  • Two people get tortured by the person who oversees the Galindo Cartel in America. The second torture scene, while less blatantly grisly than the first, is far more disturbing. Mayans is going to be, at the very least, comparable in violence to Sons. (Were I to bet on it, I’d wager that Mayans eventually becomes more gruesome than Sons was, which is saying a lot, given that Sutter wrote an arc for his own character that included getting a broken mop handle shoved into his eye, biting off his own tongue and throwing it at a window, and repeatedly being raped in prison.)
  • As mentioned, Edward James Olmos is in Mayans. He plays Felipe Reyes, widowed owner of a carniceria and the father to Ezekiel. Olmos is (unsurprisingly) the steadiest of everyone on the show. He talks in a way that feels real, moves in a way that feels real, sits quietly in a way that feels real, etc. There are a bunch of times when you’re watching Mayans and go, “Oh, OK, got it. That’s the [NAME OF A CHARACTER FROM SONS] of this show.” (“Ezekiel is the Jax of Mayans”; “Emily is the Tara of Mayans”; things like that.) Olmos’s Felipe doesn’t fit anywhere in that algorithm. He’s new. He’s excellent.
  • The opening words you hear on Mayans are in Spanish. It’s a background song playing as Ezekiel rides. The first actual phrase is “Ayudame,” Spanish for “Help me.” (SUPER DUPER SYMBOLISM!)

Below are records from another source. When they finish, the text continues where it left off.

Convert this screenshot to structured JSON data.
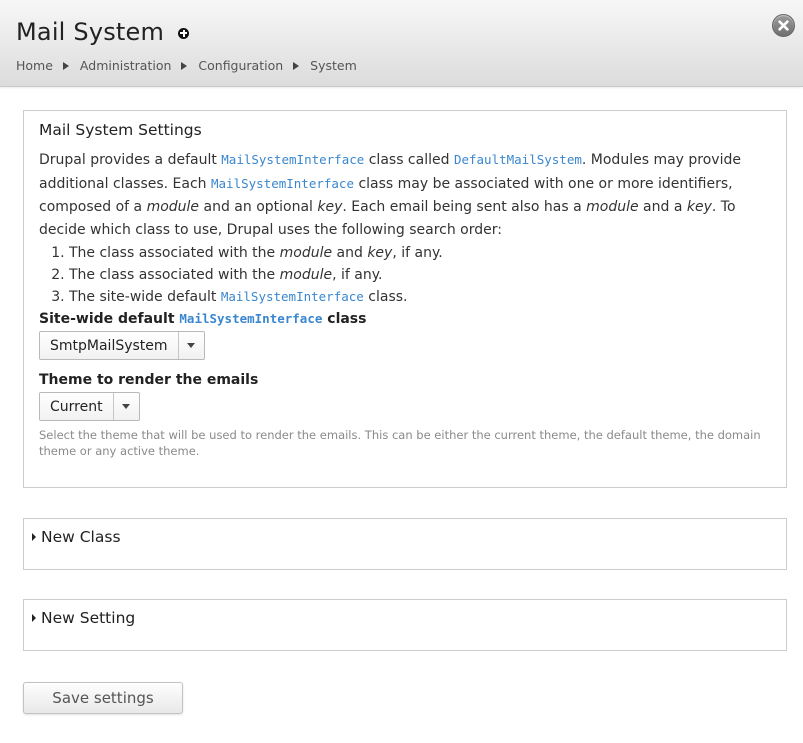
{
  "header": {
    "title": "Mail System",
    "breadcrumb": [
      "Home",
      "Administration",
      "Configuration",
      "System"
    ]
  },
  "settings": {
    "legend": "Mail System Settings",
    "description": {
      "p1": "Drupal provides a default ",
      "code1": "MailSystemInterface",
      "p2": " class called ",
      "code2": "DefaultMailSystem",
      "p3": ". Modules may provide additional classes. Each ",
      "code3": "MailSystemInterface",
      "p4": " class may be associated with one or more identifiers, composed of a ",
      "em1": "module",
      "p5": " and an optional ",
      "em2": "key",
      "p6": ". Each email being sent also has a ",
      "em3": "module",
      "p7": " and a ",
      "em4": "key",
      "p8": ". To decide which class to use, Drupal uses the following search order:"
    },
    "order": {
      "item1": {
        "a": "The class associated with the ",
        "em_a": "module",
        "b": " and ",
        "em_b": "key",
        "c": ", if any."
      },
      "item2": {
        "a": "The class associated with the ",
        "em_a": "module",
        "b": ", if any."
      },
      "item3": {
        "a": "The site-wide default ",
        "code": "MailSystemInterface",
        "b": " class."
      }
    },
    "default_class": {
      "label_a": "Site-wide default ",
      "label_code": "MailSystemInterface",
      "label_b": " class",
      "value": "SmtpMailSystem"
    },
    "theme": {
      "label": "Theme to render the emails",
      "value": "Current",
      "help": "Select the theme that will be used to render the emails. This can be either the current theme, the default theme, the domain theme or any active theme."
    }
  },
  "new_class": {
    "label": "New Class"
  },
  "new_setting": {
    "label": "New Setting"
  },
  "actions": {
    "save_label": "Save settings"
  },
  "colors": {
    "link": "#3a87cf",
    "help_text": "#8a8a8a",
    "header_top": "#f7f7f7",
    "header_bottom": "#dcdcdc"
  },
  "icons": {
    "shortcut": "plus-circle-icon",
    "close": "close-icon",
    "breadcrumb_sep": "triangle-right-icon",
    "select_arrow": "chevron-down-icon",
    "collapse": "triangle-right-icon"
  }
}
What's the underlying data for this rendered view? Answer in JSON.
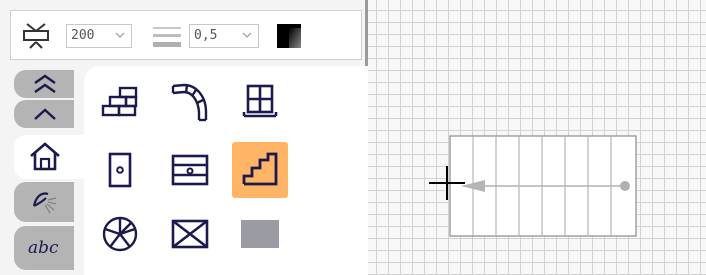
{
  "toolbar": {
    "width_value": "200",
    "thickness_value": "0,5",
    "color_swatch": [
      "#000000",
      "#9a9a9a"
    ]
  },
  "tabs": [
    {
      "name": "scroll-up-fast",
      "icon": "double-chevron-up-icon"
    },
    {
      "name": "scroll-up",
      "icon": "chevron-up-icon"
    },
    {
      "name": "house",
      "icon": "house-icon",
      "active": true
    },
    {
      "name": "lighting",
      "icon": "light-icon"
    },
    {
      "name": "text",
      "icon": "text-icon",
      "label": "abc"
    }
  ],
  "tools": [
    {
      "name": "brick-wall",
      "icon": "brick-wall-icon"
    },
    {
      "name": "curved-wall",
      "icon": "curved-wall-icon"
    },
    {
      "name": "window",
      "icon": "window-icon"
    },
    {
      "name": "door",
      "icon": "door-icon"
    },
    {
      "name": "cabinet",
      "icon": "cabinet-icon"
    },
    {
      "name": "stairs",
      "icon": "stairs-icon",
      "selected": true
    },
    {
      "name": "spiral-stairs",
      "icon": "spiral-stairs-icon"
    },
    {
      "name": "box",
      "icon": "crossed-box-icon"
    },
    {
      "name": "gray-block",
      "icon": "gray-block-icon"
    }
  ],
  "colors": {
    "accent": "#ffb466",
    "icon_stroke": "#1a1a4e",
    "grid": "#d2d2d2",
    "tab_inactive": "#b4b4b4"
  }
}
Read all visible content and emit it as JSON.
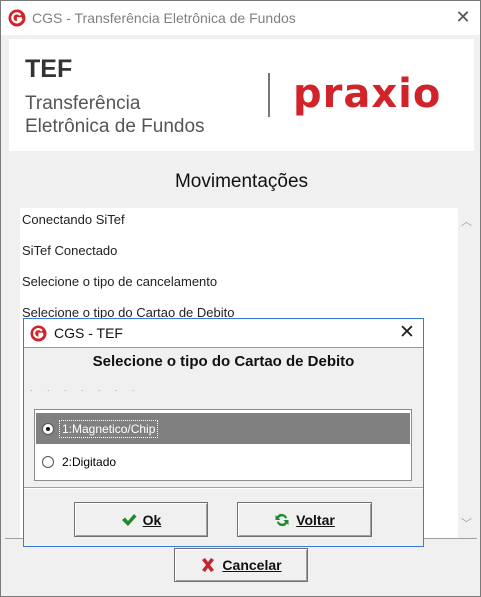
{
  "window": {
    "title": "CGS - Transferência Eletrônica de Fundos",
    "close_glyph": "✕"
  },
  "banner": {
    "tef_short": "TEF",
    "tef_line1": "Transferência",
    "tef_line2": "Eletrônica de Fundos",
    "brand_text": "praxio",
    "brand_color": "#d2232a"
  },
  "movements": {
    "title": "Movimentações",
    "items": [
      "Conectando SiTef",
      "SiTef Conectado",
      "Selecione o tipo de cancelamento",
      "Selecione o tipo do Cartao de Debito"
    ],
    "scroll_up_glyph": "︿",
    "scroll_down_glyph": "﹀"
  },
  "cancel_button": {
    "label": "Cancelar",
    "icon": "x-icon",
    "icon_color": "#c0262d"
  },
  "dialog": {
    "title": "CGS - TEF",
    "close_glyph": "✕",
    "heading": "Selecione o tipo do Cartao de Debito",
    "dots": ". . . . . . .",
    "options": [
      {
        "label": "1:Magnetico/Chip",
        "selected": true
      },
      {
        "label": "2:Digitado",
        "selected": false
      }
    ],
    "ok_button": {
      "label": "Ok",
      "icon": "checkmark-icon",
      "icon_color": "#1e8a2a"
    },
    "back_button": {
      "label": "Voltar",
      "icon": "refresh-icon",
      "icon_color": "#1e8a2a"
    }
  },
  "accent_color": "#3a7ad8"
}
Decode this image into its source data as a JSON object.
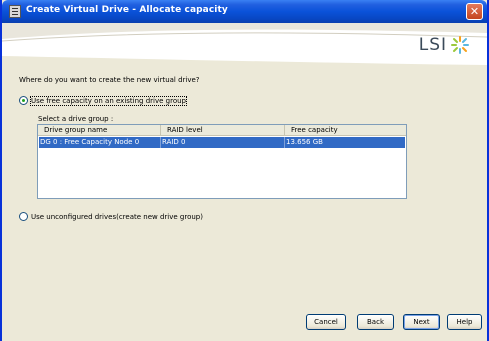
{
  "window": {
    "title": "Create Virtual Drive - Allocate capacity",
    "close_glyph": "✕",
    "brand": "LSI"
  },
  "content": {
    "question": "Where do you want to create the new virtual drive?",
    "option_existing": {
      "label": "Use free capacity on an existing drive group",
      "checked": true
    },
    "select_label": "Select a drive group :",
    "table": {
      "columns": [
        "Drive group name",
        "RAID level",
        "Free capacity"
      ],
      "rows": [
        {
          "name": "DG 0 : Free Capacity Node 0",
          "raid": "RAID 0",
          "capacity": "13.656 GB",
          "selected": true
        }
      ]
    },
    "option_unconfigured": {
      "label": "Use unconfigured drives(create new drive group)",
      "checked": false
    }
  },
  "buttons": {
    "cancel": "Cancel",
    "back": "Back",
    "next": "Next",
    "help": "Help"
  },
  "colors": {
    "titlebar": "#0a52d9",
    "selection": "#316ac5",
    "dialog_bg": "#ece9d8",
    "radio_dot": "#21a121"
  }
}
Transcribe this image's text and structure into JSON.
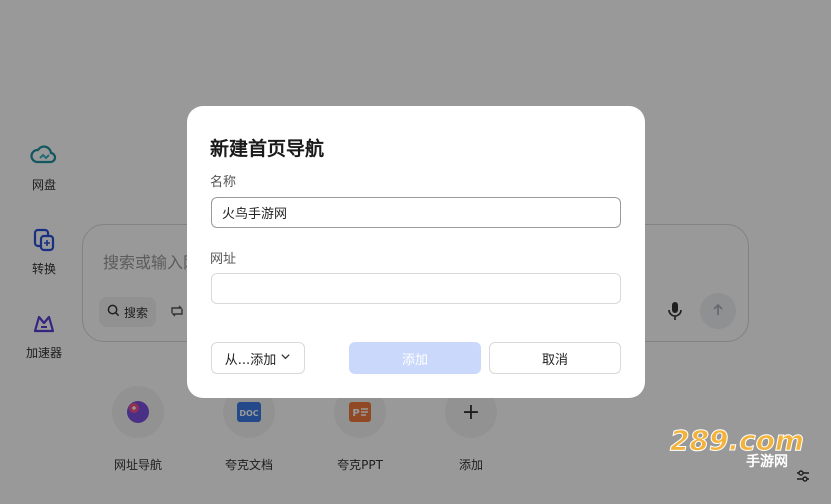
{
  "sidebar": {
    "items": [
      {
        "label": "网盘",
        "icon": "cloud-drive-icon"
      },
      {
        "label": "转换",
        "icon": "convert-icon"
      },
      {
        "label": "加速器",
        "icon": "accelerator-icon"
      }
    ]
  },
  "search": {
    "placeholder": "搜索或输入网",
    "chip_label": "搜索"
  },
  "shortcuts": [
    {
      "label": "网址导航",
      "icon": "nav-icon"
    },
    {
      "label": "夸克文档",
      "icon": "doc-icon",
      "badge": "DOC"
    },
    {
      "label": "夸克PPT",
      "icon": "ppt-icon",
      "badge": "P"
    },
    {
      "label": "添加",
      "icon": "plus-icon",
      "glyph": "+"
    }
  ],
  "dialog": {
    "title": "新建首页导航",
    "name_label": "名称",
    "name_value": "火鸟手游网",
    "url_label": "网址",
    "url_value": "",
    "from_label": "从...添加",
    "add_label": "添加",
    "cancel_label": "取消"
  },
  "watermark": {
    "text": "289.com",
    "sub": "手游网"
  },
  "colors": {
    "accent": "#3b6ef5",
    "add_disabled": "#c9d8fb",
    "overlay": "rgba(0,0,0,0.40)"
  }
}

It’s unclear if Mayans is definitely going to be good. (My guess is yes, ultimately.) But it’s clear that it’s definitely going to be fun.